The pressure on independent media comes from many angles. For example, for the past two years Thailand has been ruled by a military dictatorship. This has put an immeasurable burden on our organization as the government has increased censorship and is slowly suffocating independent outlets like Prachatai. This pressure makes it even harder to maintain ourselves financially.

Media Feast, News Famine: Ten Global Advertising Trends that Threaten Independent Journalism

Even as citizens feast on an growing buffet of digital media choices, there is an increasing famine of credible, thorough, and independent nationally-focused news reporting. The former masks the latter as people worldwide now have access to an unlimited amount of entertainment through a wide variety of channels and as governments exert more comprehensive and nuanced control over media.

Lugar, Schiff Remember Mark Helmke as CIMA Announces Partnership with Indiana University

On Dec. 1, Indiana University joined CIMA and the National Endowment for Democracy in announcing the Mark Helmke Postdoctoral Scholarship.

A Lesson from Latin America: Media Reform Needs People Power

Policy reform in favor of more plural and independent media is possible when global networks collaborate with national activists.

Media Development and Countering Violent Extremism: An Uneasy Relationship, a Need for Dialogue
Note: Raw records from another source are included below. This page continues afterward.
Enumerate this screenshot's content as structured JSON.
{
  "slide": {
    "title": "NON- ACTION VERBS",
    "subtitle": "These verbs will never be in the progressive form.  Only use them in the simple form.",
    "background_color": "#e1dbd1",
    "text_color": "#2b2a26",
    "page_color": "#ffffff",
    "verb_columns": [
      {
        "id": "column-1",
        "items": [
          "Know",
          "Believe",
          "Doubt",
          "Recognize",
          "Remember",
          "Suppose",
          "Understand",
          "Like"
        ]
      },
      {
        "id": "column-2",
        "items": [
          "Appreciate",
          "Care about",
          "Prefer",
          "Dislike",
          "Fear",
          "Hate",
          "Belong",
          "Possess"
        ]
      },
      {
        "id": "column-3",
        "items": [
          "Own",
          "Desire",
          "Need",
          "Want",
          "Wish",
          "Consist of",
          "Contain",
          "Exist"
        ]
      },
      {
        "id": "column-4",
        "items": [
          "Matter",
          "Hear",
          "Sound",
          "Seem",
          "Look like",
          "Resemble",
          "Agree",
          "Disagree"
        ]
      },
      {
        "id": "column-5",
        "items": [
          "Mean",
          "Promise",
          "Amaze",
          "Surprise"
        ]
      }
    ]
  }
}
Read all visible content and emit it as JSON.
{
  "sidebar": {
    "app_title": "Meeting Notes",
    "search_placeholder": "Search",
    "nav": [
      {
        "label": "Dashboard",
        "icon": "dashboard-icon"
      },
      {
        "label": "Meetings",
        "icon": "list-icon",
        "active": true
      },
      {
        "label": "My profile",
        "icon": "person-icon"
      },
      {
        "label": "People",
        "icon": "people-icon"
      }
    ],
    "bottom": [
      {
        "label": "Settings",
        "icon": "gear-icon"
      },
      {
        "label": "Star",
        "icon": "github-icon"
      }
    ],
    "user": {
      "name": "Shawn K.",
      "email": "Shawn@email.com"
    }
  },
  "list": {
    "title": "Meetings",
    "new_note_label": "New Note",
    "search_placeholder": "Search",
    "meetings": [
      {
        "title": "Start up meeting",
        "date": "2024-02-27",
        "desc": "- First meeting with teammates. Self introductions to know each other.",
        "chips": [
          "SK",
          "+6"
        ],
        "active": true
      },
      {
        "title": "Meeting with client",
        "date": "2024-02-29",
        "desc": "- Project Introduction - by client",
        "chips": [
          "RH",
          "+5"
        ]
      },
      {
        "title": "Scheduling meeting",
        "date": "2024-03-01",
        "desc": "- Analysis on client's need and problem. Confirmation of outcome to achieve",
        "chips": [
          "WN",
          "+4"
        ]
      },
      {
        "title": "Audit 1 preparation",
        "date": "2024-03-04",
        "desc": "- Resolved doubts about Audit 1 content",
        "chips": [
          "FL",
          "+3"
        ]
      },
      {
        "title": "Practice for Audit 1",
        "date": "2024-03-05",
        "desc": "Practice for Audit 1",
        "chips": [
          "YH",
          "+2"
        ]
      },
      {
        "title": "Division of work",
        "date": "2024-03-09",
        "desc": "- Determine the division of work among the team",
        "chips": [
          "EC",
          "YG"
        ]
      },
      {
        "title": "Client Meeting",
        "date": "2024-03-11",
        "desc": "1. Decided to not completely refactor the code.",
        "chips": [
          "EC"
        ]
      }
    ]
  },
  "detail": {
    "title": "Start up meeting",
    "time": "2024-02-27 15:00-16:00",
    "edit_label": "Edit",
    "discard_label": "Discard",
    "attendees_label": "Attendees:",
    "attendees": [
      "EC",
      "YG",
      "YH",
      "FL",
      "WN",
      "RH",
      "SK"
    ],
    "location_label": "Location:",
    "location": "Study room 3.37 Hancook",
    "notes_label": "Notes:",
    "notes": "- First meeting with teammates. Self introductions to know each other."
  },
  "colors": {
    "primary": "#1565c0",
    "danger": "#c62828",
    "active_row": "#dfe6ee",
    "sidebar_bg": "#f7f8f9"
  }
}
This report looks at how media development practitioners are reacting to the rise of the Countering Violent Extremism (CVE) agenda, and its growing influence on their field. This influence is the cause of concern, not only because practitioners of CVE and media development have fundamentally different worldviews, but because the CVE agenda is seen to pose serious risks for southern media houses and the organizations that support them. Still, these risks are unlikely to be addressed without coordinated efforts from both sides. However uneasy the relationship, a dialogue between CVE and media development is needed.

State of Emergency in Ethiopia curtails Media Freedom and Threatens Long-term Stability

A year after the Ethiopian People’s Revolutionary Democratic Front (EPRDF), together with its allies, claimed a 100 percent of the seats in the May 2015 parliamentary elections, the country declared a state of emergency for the first time in 25 years. The government that President Obama called “democratically elected” during his visit just last year took a measure that will suspend citizen’s political and democratic rights and give extra power to security forces. This by no standards reflects a democratically elected government, but rather a military state.

What is Media Development?

The term “media development” refers to evolution and change in the fields of news media and communications. This evolution can be stimulated by donor support, private investment, or indigenous processes of change led by media owners, managers, journalists, or other players such as media industry associations, or other collective efforts.


Press Freedom Scores


In Montenegro, business leaders and government pressure independent media. The government tends to play favorites towards certain public media outlets. In addition, right to access is not always respected, especially with regards to government corruption incidents. Check out what the major media freedom indices have to say. (All scores are adjusted to a 0-100 scale).

  • IREX
  • FH
  • RSF